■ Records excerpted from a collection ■

______________________________

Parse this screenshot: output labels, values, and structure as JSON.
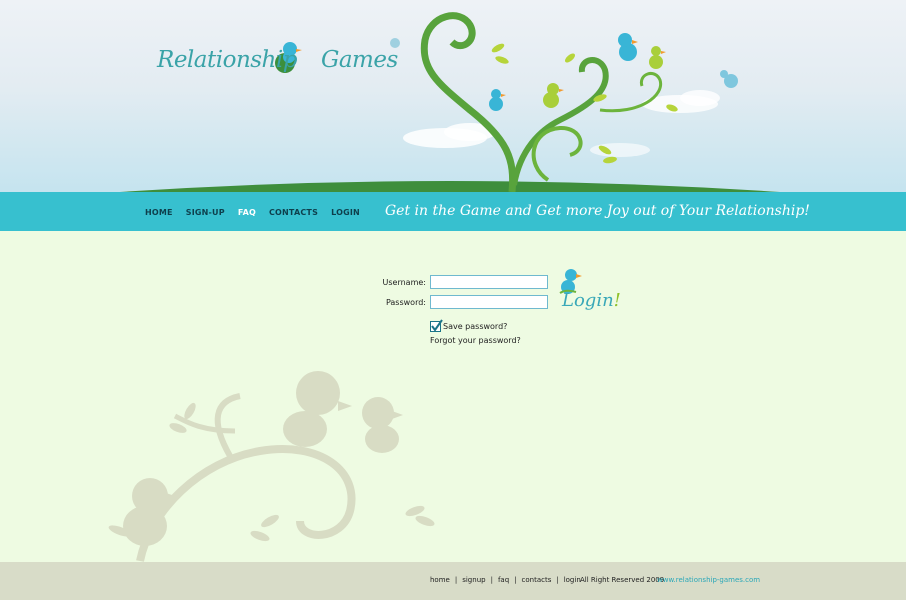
{
  "logo": {
    "word1": "Relationship",
    "word2": "Games"
  },
  "nav": {
    "items": [
      {
        "label": "HOME",
        "active": false
      },
      {
        "label": "SIGN-UP",
        "active": false
      },
      {
        "label": "FAQ",
        "active": true
      },
      {
        "label": "CONTACTS",
        "active": false
      },
      {
        "label": "LOGIN",
        "active": false
      }
    ],
    "tagline": "Get in the Game and Get more Joy out of Your Relationship!"
  },
  "login": {
    "username_label": "Username:",
    "password_label": "Password:",
    "username_value": "",
    "password_value": "",
    "save_password_label": "Save password?",
    "save_password_checked": true,
    "forgot_label": "Forgot your password?",
    "login_word": "Login",
    "login_exclaim": "!"
  },
  "footer": {
    "links": [
      "home",
      "signup",
      "faq",
      "contacts",
      "login"
    ],
    "copyright": "All Right Reserved 2009",
    "site": "www.relationship-games.com"
  },
  "colors": {
    "nav_bar": "#37c0cf",
    "content_bg": "#eefbe2",
    "footer_bg": "#d8dcc8",
    "accent_teal": "#3aa3a8",
    "accent_green": "#8fc12a"
  }
}
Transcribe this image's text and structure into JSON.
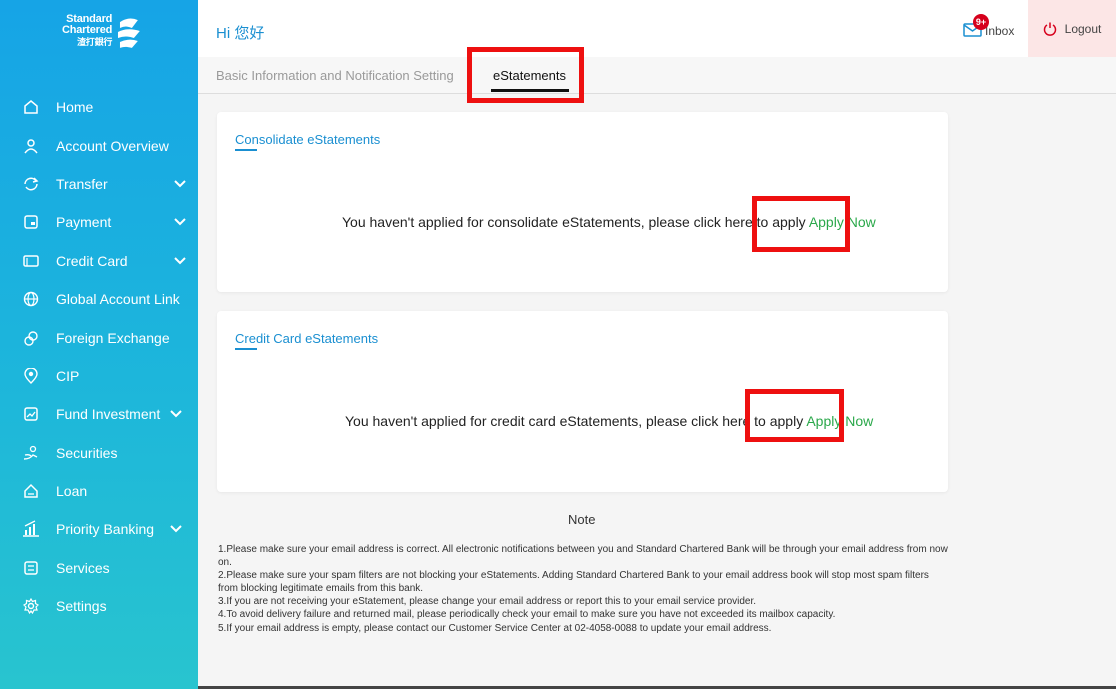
{
  "brand": {
    "line1": "Standard",
    "line2": "Chartered",
    "line3": "渣打銀行"
  },
  "header": {
    "greeting": "Hi 您好",
    "inbox_label": "Inbox",
    "inbox_badge": "9+",
    "logout_label": "Logout"
  },
  "sidebar": {
    "items": [
      {
        "label": "Home",
        "icon": "home-icon",
        "expandable": false
      },
      {
        "label": "Account Overview",
        "icon": "user-icon",
        "expandable": false
      },
      {
        "label": "Transfer",
        "icon": "transfer-icon",
        "expandable": true
      },
      {
        "label": "Payment",
        "icon": "payment-icon",
        "expandable": true
      },
      {
        "label": "Credit Card",
        "icon": "credit-card-icon",
        "expandable": true
      },
      {
        "label": "Global Account Link",
        "icon": "globe-icon",
        "expandable": false
      },
      {
        "label": "Foreign Exchange",
        "icon": "exchange-icon",
        "expandable": false
      },
      {
        "label": "CIP",
        "icon": "cip-icon",
        "expandable": false
      },
      {
        "label": "Fund Investment",
        "icon": "fund-icon",
        "expandable": true
      },
      {
        "label": "Securities",
        "icon": "securities-icon",
        "expandable": false
      },
      {
        "label": "Loan",
        "icon": "loan-icon",
        "expandable": false
      },
      {
        "label": "Priority Banking",
        "icon": "priority-icon",
        "expandable": true
      },
      {
        "label": "Services",
        "icon": "services-icon",
        "expandable": false
      },
      {
        "label": "Settings",
        "icon": "gear-icon",
        "expandable": false
      }
    ]
  },
  "tabs": {
    "basic": "Basic Information and Notification Setting",
    "estatements": "eStatements",
    "active": "eStatements"
  },
  "cards": {
    "consolidate": {
      "title": "Consolidate eStatements",
      "message": "You haven't applied for consolidate eStatements, please click here to apply",
      "apply_label": "Apply Now"
    },
    "credit_card": {
      "title": "Credit Card eStatements",
      "message": "You haven't applied for credit card eStatements, please click here to apply",
      "apply_label": "Apply Now"
    }
  },
  "note": {
    "title": "Note",
    "lines": [
      "1.Please make sure your email address is correct. All electronic notifications between you and Standard Chartered Bank will be through your email address from now on.",
      "2.Please make sure your spam filters are not blocking your eStatements. Adding Standard Chartered Bank to your email address book will stop most spam filters from blocking legitimate emails from this bank.",
      "3.If you are not receiving your eStatement, please change your email address or report this to your email service provider.",
      "4.To avoid delivery failure and returned mail, please periodically check your email to make sure you have not exceeded its mailbox capacity.",
      "5.If your email address is empty, please contact our Customer Service Center at 02-4058-0088 to update your email address."
    ]
  },
  "colors": {
    "sidebar_top": "#16a4e6",
    "sidebar_bottom": "#28c4cf",
    "accent_blue": "#1a8fd1",
    "apply_green": "#2aa84a",
    "highlight_red": "#ee1010"
  }
}
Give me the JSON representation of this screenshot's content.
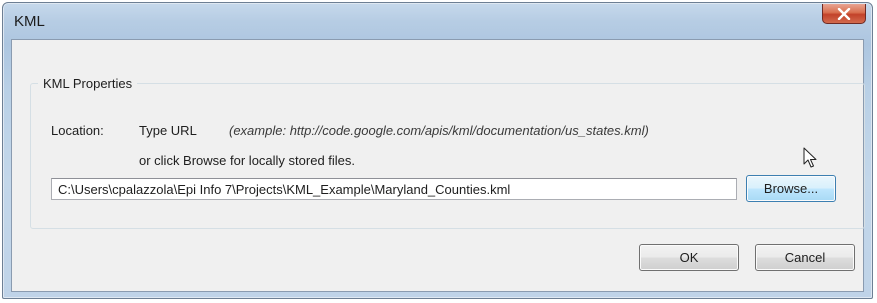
{
  "window": {
    "title": "KML",
    "close_symbol": "x",
    "close_icon": "close-icon",
    "close_color": "#c2422a"
  },
  "group": {
    "legend": "KML Properties",
    "location_label": "Location:",
    "type_url_label": "Type URL",
    "example_text": "(example: http://code.google.com/apis/kml/documentation/us_states.kml)",
    "browse_hint": "or click Browse for locally stored files.",
    "path_value": "C:\\Users\\cpalazzola\\Epi Info 7\\Projects\\KML_Example\\Maryland_Counties.kml",
    "browse_label": "Browse..."
  },
  "buttons": {
    "ok_label": "OK",
    "cancel_label": "Cancel"
  },
  "pointer": {
    "icon": "mouse-pointer-icon"
  }
}
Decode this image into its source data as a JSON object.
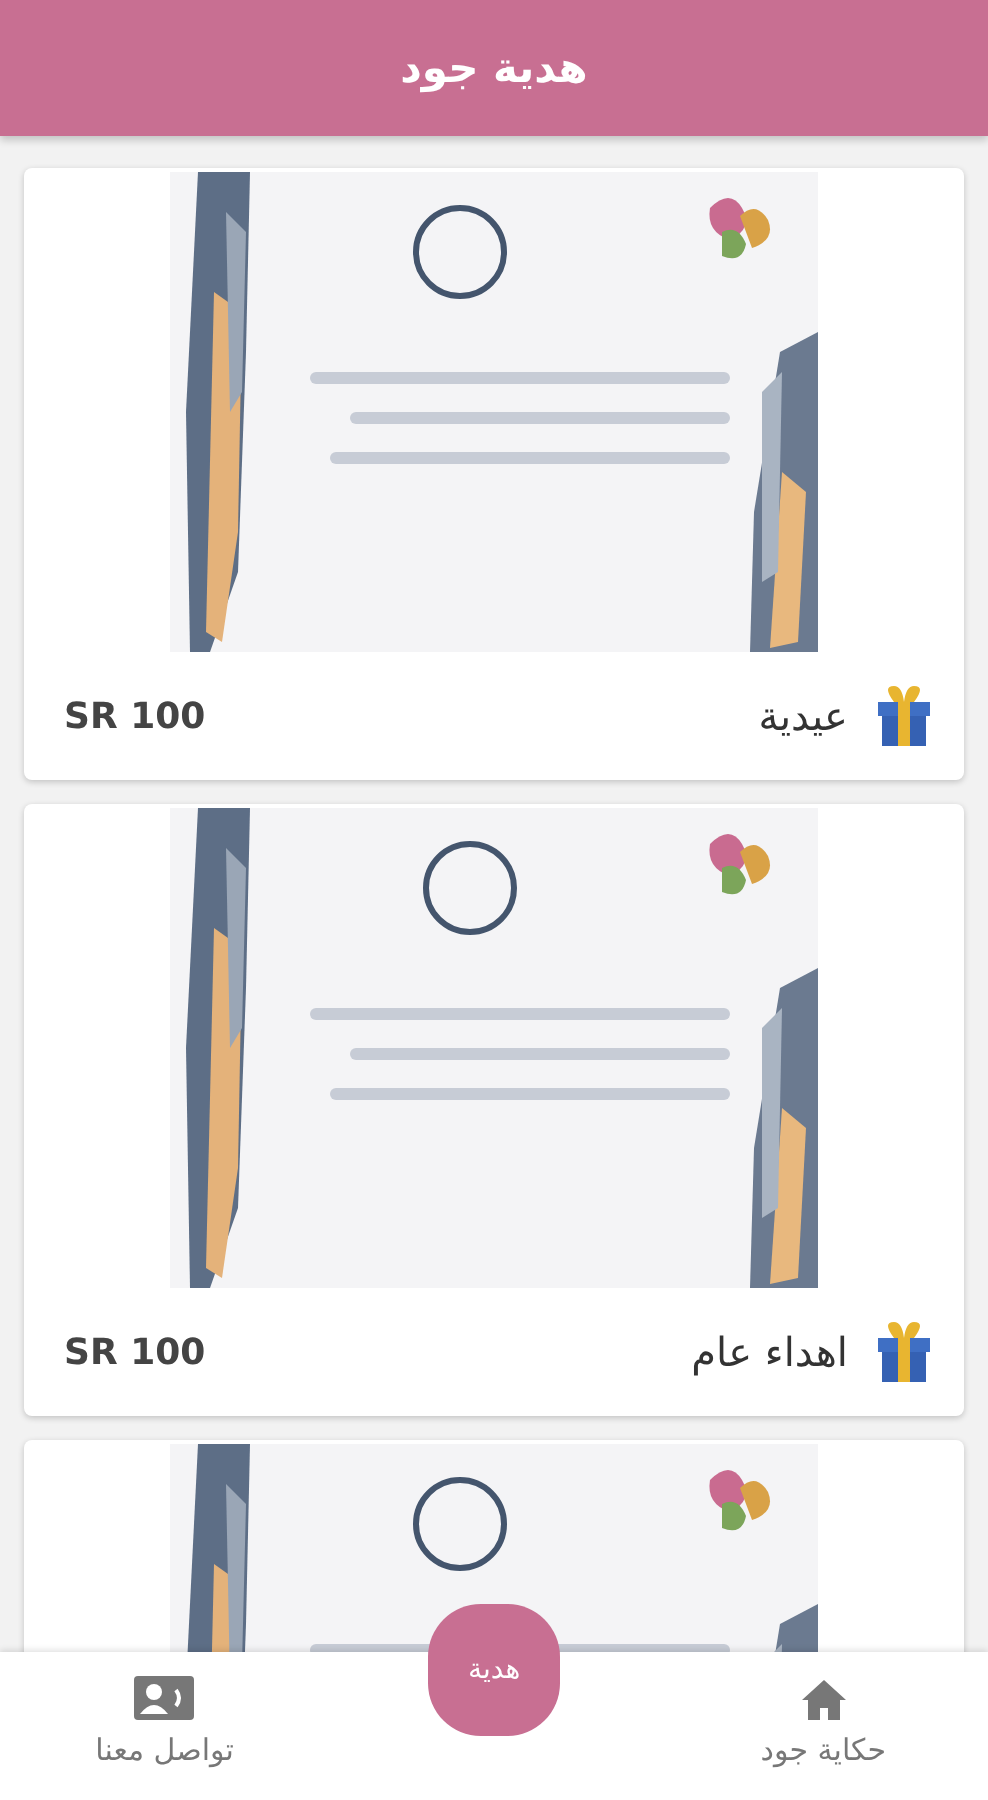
{
  "header": {
    "title": "هدية جود"
  },
  "cards": [
    {
      "kind": "gift",
      "title": "عيدية",
      "price": "SR 100"
    },
    {
      "kind": "gift",
      "title": "اهداء عام",
      "price": "SR 100"
    },
    {
      "kind": "picture"
    }
  ],
  "bottom_nav": [
    {
      "kind": "home",
      "label": "حكاية جود"
    },
    {
      "kind": "center",
      "label": "هدية"
    },
    {
      "kind": "contact",
      "label": "تواصل معنا"
    }
  ]
}
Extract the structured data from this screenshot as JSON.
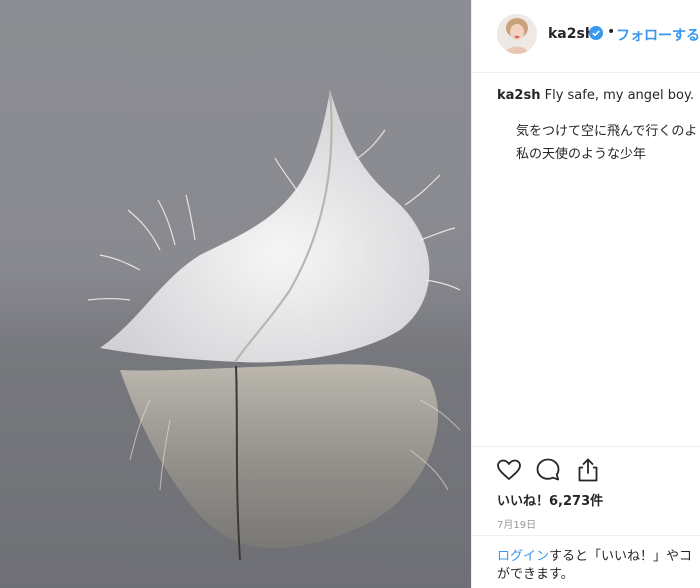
{
  "post": {
    "username": "ka2sh",
    "follow_label": "フォローする",
    "dot": "•",
    "caption": {
      "username": "ka2sh",
      "text": "Fly safe, my angel boy.",
      "line1": "気をつけて空に飛んで行くのよ",
      "line2": "私の天使のような少年"
    },
    "likes": "いいね！6,273件",
    "date": "7月19日",
    "login": {
      "link": "ログイン",
      "text1": "すると「いいね！」やコ",
      "text2": "ができます。"
    }
  },
  "icons": {
    "verified": "verified-badge-icon",
    "like": "heart-icon",
    "comment": "comment-bubble-icon",
    "share": "share-upload-icon"
  },
  "colors": {
    "link": "#3897f0",
    "text": "#262626",
    "muted": "#999999",
    "divider": "#efefef"
  }
}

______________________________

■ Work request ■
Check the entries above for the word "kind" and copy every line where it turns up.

■ Answer box ■
      "kind": "gift",
      "kind": "gift",
      "kind": "picture"
      "kind": "home",
      "kind": "center",
      "kind": "contact",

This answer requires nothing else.